(Exercise goal) Every record below is to be reproduced exactly.
#### Recorded data ####
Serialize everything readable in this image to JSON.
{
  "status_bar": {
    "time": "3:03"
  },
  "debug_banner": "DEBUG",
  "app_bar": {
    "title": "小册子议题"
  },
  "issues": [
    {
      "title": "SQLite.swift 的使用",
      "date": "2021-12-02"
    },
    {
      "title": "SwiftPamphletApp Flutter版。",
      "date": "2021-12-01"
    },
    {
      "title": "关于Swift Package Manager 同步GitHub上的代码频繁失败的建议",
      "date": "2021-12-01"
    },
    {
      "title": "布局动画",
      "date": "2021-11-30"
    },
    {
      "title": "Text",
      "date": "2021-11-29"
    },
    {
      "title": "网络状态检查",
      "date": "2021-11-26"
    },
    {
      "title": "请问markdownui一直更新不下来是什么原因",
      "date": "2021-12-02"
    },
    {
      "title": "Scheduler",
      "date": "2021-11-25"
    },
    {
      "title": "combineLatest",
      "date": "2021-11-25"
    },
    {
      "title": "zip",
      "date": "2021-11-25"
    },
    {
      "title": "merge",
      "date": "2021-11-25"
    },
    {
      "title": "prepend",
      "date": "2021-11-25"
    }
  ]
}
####
(Solved exercise)
Serialize everything readable in this image to JSON.
{
  "status_bar": {
    "time": "3:03"
  },
  "debug_banner": "DEBUG",
  "app_bar": {
    "title": "小册子议题"
  },
  "issues": [
    {
      "title": "SQLite.swift 的使用",
      "date": "2021-12-02"
    },
    {
      "title": "SwiftPamphletApp Flutter版。",
      "date": "2021-12-01"
    },
    {
      "title": "关于Swift Package Manager 同步GitHub上的代码频繁失败的建议",
      "date": "2021-12-01"
    },
    {
      "title": "布局动画",
      "date": "2021-11-30"
    },
    {
      "title": "Text",
      "date": "2021-11-29"
    },
    {
      "title": "网络状态检查",
      "date": "2021-11-26"
    },
    {
      "title": "请问markdownui一直更新不下来是什么原因",
      "date": "2021-12-02"
    },
    {
      "title": "Scheduler",
      "date": "2021-11-25"
    },
    {
      "title": "combineLatest",
      "date": "2021-11-25"
    },
    {
      "title": "zip",
      "date": "2021-11-25"
    },
    {
      "title": "merge",
      "date": "2021-11-25"
    },
    {
      "title": "prepend",
      "date": "2021-11-25"
    }
  ]
}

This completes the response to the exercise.